Please restate every record below word for word.

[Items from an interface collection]
'''
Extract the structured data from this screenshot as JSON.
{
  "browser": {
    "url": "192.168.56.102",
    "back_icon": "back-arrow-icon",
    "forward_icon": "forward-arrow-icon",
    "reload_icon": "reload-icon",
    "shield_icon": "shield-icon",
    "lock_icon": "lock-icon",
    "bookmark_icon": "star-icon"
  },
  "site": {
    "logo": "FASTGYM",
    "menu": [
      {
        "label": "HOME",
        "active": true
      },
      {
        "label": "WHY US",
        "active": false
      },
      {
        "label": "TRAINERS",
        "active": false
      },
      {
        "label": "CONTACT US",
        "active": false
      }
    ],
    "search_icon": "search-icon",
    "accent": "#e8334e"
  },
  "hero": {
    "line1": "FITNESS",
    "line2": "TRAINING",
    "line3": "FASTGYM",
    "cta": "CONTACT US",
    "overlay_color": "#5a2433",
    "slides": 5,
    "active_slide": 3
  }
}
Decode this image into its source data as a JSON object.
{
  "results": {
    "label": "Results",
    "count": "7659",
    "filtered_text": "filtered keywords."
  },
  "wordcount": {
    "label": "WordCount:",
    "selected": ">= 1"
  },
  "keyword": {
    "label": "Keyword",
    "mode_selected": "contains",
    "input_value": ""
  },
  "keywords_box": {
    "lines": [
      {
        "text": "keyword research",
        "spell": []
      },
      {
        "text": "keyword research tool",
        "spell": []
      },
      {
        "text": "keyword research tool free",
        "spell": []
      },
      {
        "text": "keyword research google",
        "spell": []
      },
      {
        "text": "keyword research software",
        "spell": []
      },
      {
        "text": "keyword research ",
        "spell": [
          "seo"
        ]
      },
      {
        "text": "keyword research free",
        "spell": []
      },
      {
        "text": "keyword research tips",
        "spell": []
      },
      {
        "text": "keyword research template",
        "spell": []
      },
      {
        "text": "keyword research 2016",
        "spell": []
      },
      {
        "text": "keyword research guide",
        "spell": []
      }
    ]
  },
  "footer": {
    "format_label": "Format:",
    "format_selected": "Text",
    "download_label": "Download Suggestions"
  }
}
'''
• **Written response**
Extract the structured data from this screenshot as JSON.
{
  "browser": {
    "url": "192.168.56.102",
    "back_icon": "back-arrow-icon",
    "forward_icon": "forward-arrow-icon",
    "reload_icon": "reload-icon",
    "shield_icon": "shield-icon",
    "lock_icon": "lock-icon",
    "bookmark_icon": "star-icon"
  },
  "site": {
    "logo": "FASTGYM",
    "menu": [
      {
        "label": "HOME",
        "active": true
      },
      {
        "label": "WHY US",
        "active": false
      },
      {
        "label": "TRAINERS",
        "active": false
      },
      {
        "label": "CONTACT US",
        "active": false
      }
    ],
    "search_icon": "search-icon",
    "accent": "#e8334e"
  },
  "hero": {
    "line1": "FITNESS",
    "line2": "TRAINING",
    "line3": "FASTGYM",
    "cta": "CONTACT US",
    "overlay_color": "#5a2433",
    "slides": 5,
    "active_slide": 3
  }
}
Decode this image into its source data as a JSON object.
{
  "results": {
    "label": "Results",
    "count": "7659",
    "filtered_text": "filtered keywords."
  },
  "wordcount": {
    "label": "WordCount:",
    "selected": ">= 1"
  },
  "keyword": {
    "label": "Keyword",
    "mode_selected": "contains",
    "input_value": ""
  },
  "keywords_box": {
    "lines": [
      {
        "text": "keyword research",
        "spell": []
      },
      {
        "text": "keyword research tool",
        "spell": []
      },
      {
        "text": "keyword research tool free",
        "spell": []
      },
      {
        "text": "keyword research google",
        "spell": []
      },
      {
        "text": "keyword research software",
        "spell": []
      },
      {
        "text": "keyword research ",
        "spell": [
          "seo"
        ]
      },
      {
        "text": "keyword research free",
        "spell": []
      },
      {
        "text": "keyword research tips",
        "spell": []
      },
      {
        "text": "keyword research template",
        "spell": []
      },
      {
        "text": "keyword research 2016",
        "spell": []
      },
      {
        "text": "keyword research guide",
        "spell": []
      }
    ]
  },
  "footer": {
    "format_label": "Format:",
    "format_selected": "Text",
    "download_label": "Download Suggestions"
  }
}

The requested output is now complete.